More severe flooding and erosion, more intense storms, rising seas, increased salinization, and higher storm surges are some of the new realities around the world that make coastal areas particularly vulnerable to climate change impacts.
This paper examines case studies from three regions— Bangladesh, Malabon City (Philippines) and Cartegana (Colombia) —that are making progress on integrating climate adaptation into planning and implementing on-the-ground actions to build coastal resilience.
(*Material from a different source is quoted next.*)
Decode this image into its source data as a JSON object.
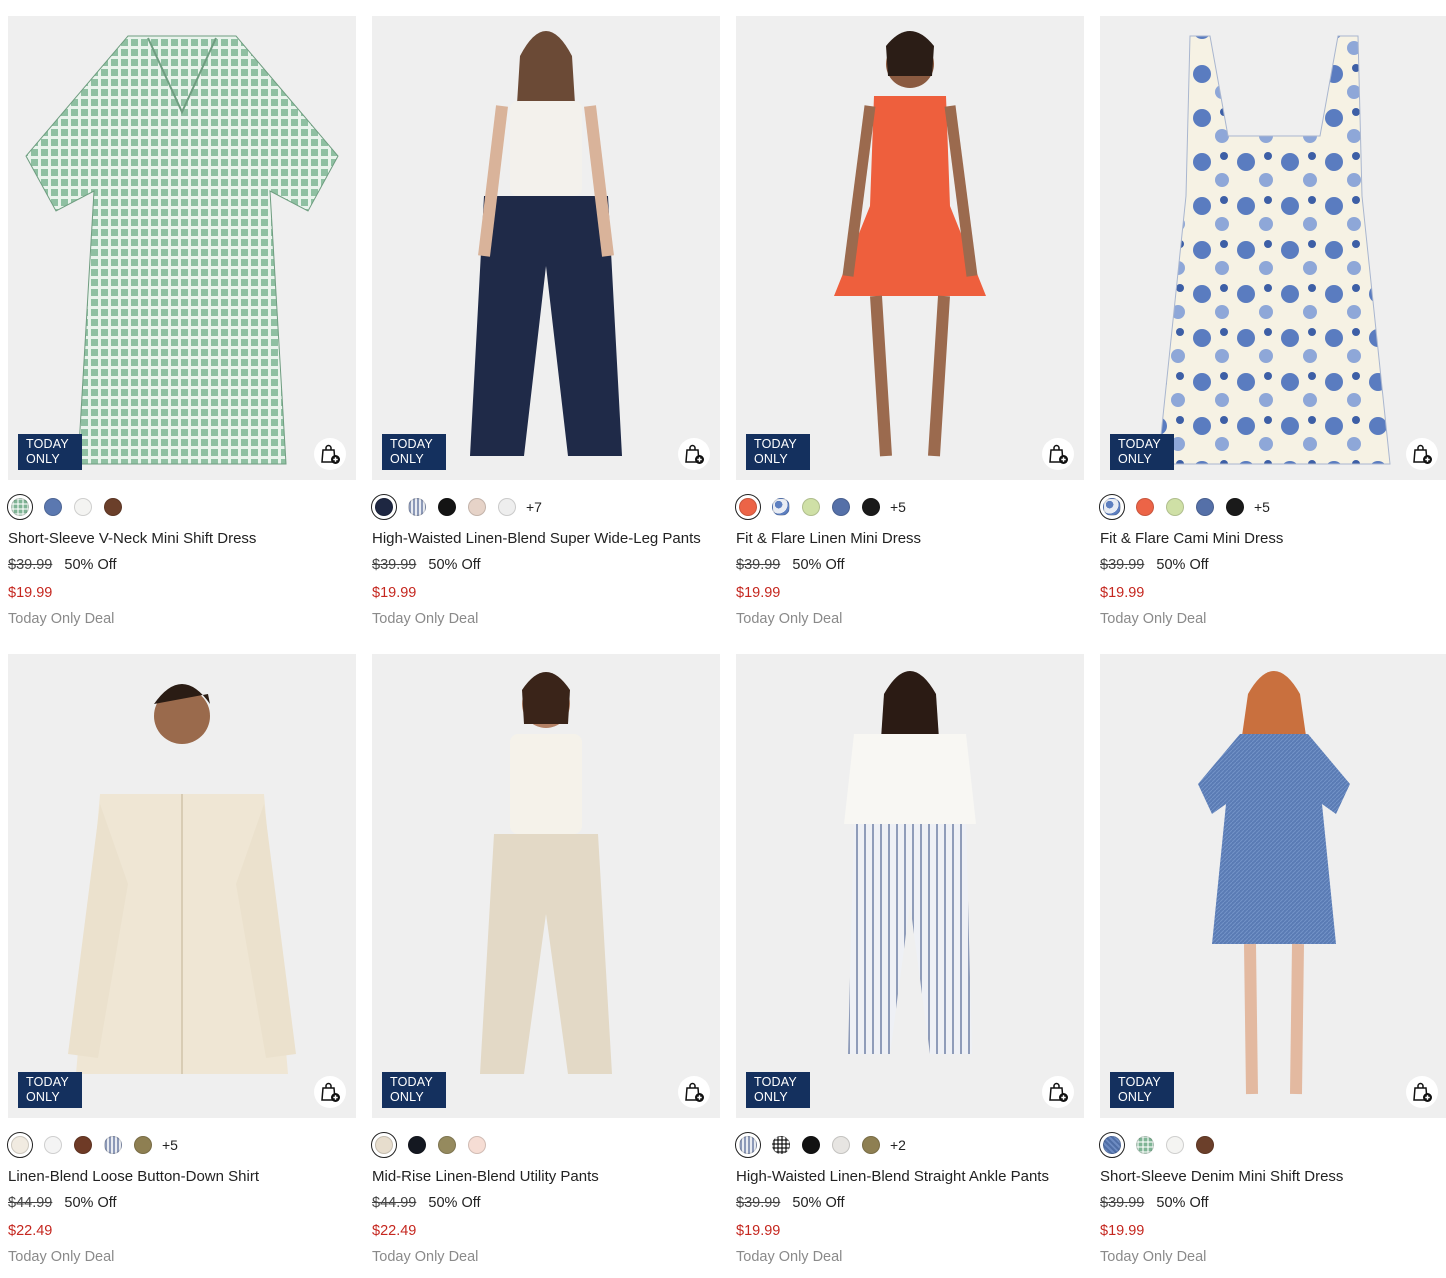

The paper identifies a common set of factors that have contributed to these successes: having political will and champions to lead the process of mainstreaming adaptation and disaster risk reduction into policies and legislation; having access to credible climate information to inform resilience plans; coordinating across diverse stakeholders who form robust alliances; and allocating domestic funds combined with international funding. The enabling factors and challenges shared by these locations can serve as models and inspiration to other countries that are grappling with similar issues as they work to narrow the “implementation gap” between planning and action.